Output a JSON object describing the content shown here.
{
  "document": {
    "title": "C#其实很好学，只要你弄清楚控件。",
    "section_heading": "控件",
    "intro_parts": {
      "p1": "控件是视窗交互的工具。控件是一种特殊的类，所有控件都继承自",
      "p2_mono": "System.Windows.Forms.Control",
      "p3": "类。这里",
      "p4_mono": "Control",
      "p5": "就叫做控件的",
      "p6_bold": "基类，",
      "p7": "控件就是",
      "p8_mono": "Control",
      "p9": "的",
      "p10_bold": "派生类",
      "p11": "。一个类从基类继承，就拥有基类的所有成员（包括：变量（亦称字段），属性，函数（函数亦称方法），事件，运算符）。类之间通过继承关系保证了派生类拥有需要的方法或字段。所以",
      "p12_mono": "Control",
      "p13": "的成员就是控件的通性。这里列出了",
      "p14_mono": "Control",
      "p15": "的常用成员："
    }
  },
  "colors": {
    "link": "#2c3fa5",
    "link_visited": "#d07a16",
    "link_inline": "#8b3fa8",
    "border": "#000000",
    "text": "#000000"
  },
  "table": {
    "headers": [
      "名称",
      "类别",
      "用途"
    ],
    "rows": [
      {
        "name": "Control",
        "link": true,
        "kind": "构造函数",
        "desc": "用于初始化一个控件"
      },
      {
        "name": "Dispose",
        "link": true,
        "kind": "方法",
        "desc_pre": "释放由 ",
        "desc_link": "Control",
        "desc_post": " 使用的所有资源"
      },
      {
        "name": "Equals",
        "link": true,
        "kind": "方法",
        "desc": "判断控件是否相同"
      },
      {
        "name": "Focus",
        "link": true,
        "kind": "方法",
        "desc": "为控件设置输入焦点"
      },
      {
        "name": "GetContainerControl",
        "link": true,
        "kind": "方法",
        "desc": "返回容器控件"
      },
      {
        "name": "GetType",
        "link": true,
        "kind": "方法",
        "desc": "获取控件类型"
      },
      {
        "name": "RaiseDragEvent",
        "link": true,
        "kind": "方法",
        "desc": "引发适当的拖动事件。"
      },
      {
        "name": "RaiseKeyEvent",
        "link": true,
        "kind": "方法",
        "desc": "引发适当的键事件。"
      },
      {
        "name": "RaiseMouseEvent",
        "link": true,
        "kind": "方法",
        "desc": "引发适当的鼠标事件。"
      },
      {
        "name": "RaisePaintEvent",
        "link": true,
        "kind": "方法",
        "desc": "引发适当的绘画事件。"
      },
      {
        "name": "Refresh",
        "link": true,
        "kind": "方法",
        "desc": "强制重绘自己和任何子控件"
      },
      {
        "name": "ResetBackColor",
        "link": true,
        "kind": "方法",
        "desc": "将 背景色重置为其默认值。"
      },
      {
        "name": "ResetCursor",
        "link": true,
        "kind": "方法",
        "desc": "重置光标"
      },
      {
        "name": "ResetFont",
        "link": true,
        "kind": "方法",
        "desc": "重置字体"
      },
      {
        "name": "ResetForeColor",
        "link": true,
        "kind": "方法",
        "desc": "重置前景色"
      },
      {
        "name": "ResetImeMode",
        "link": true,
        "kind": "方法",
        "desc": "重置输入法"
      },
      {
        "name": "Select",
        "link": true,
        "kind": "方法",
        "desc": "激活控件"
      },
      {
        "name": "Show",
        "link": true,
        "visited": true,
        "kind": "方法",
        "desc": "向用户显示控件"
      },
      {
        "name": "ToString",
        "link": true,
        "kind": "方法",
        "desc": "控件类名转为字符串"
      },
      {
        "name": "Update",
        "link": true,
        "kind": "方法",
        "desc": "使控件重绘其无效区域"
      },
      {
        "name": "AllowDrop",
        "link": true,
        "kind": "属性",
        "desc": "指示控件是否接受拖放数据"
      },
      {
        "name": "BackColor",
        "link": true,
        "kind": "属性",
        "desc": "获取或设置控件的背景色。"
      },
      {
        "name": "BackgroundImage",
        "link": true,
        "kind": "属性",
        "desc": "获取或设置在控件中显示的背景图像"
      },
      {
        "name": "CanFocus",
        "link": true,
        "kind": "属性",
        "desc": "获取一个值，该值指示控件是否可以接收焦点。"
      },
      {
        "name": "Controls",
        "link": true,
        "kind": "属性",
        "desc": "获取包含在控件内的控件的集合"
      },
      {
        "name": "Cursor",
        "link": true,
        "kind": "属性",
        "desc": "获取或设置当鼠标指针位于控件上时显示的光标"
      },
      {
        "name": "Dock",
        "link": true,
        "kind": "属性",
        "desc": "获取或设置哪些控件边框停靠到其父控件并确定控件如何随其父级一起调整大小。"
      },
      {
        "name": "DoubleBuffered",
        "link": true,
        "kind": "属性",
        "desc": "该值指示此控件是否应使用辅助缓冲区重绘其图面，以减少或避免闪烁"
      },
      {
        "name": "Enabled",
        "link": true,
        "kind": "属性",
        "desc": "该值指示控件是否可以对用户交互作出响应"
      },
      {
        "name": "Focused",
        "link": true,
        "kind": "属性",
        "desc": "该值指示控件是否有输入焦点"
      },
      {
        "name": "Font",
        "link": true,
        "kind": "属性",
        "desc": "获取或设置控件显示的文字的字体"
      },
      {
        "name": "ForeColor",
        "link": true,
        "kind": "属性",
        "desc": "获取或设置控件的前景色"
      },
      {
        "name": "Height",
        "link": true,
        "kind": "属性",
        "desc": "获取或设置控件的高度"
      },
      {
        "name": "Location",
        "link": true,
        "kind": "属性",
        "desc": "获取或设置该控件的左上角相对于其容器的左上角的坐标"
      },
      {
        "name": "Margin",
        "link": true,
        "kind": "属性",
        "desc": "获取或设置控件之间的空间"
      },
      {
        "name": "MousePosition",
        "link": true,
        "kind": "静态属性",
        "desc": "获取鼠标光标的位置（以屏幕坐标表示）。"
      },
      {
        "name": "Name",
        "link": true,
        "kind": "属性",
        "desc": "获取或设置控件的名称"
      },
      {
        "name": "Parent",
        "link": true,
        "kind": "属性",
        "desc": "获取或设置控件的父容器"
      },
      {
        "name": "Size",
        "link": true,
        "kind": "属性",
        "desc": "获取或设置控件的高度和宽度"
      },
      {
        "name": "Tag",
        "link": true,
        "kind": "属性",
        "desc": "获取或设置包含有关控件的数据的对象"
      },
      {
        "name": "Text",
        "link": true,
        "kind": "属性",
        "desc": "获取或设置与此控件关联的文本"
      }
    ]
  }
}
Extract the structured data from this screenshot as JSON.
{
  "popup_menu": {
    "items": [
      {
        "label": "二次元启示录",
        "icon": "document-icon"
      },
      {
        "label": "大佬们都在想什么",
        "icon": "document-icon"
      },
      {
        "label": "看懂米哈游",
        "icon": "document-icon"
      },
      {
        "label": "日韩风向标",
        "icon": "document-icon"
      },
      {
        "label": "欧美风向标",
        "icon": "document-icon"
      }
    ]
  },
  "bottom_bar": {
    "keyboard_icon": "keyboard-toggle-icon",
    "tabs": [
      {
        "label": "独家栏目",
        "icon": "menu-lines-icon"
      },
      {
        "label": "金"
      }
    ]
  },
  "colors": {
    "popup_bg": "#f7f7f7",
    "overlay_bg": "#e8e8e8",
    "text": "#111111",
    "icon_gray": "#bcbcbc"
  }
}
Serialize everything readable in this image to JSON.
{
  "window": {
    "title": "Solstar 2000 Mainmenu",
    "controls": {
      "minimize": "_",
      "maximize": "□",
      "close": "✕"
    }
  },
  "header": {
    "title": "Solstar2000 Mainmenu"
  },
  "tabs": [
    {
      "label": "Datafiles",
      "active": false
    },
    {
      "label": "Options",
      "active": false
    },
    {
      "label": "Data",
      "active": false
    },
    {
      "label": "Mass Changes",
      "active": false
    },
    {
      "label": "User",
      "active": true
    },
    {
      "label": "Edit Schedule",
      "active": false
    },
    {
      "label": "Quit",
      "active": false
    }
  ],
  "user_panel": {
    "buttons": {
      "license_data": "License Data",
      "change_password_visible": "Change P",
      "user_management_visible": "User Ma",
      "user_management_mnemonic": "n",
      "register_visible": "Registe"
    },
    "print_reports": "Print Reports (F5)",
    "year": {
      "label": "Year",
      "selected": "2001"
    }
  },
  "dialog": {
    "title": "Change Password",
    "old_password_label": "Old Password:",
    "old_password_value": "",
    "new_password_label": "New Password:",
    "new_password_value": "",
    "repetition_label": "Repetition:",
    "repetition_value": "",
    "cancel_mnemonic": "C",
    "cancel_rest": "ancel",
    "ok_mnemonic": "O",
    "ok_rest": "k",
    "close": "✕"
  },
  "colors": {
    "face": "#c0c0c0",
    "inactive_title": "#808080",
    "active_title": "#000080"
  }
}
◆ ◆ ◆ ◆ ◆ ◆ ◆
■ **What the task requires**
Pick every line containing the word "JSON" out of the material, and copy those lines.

■ **Solved exercise**
Output a JSON object describing the content shown here.
Extract the structured data from this screenshot as JSON.
Serialize everything readable in this image to JSON.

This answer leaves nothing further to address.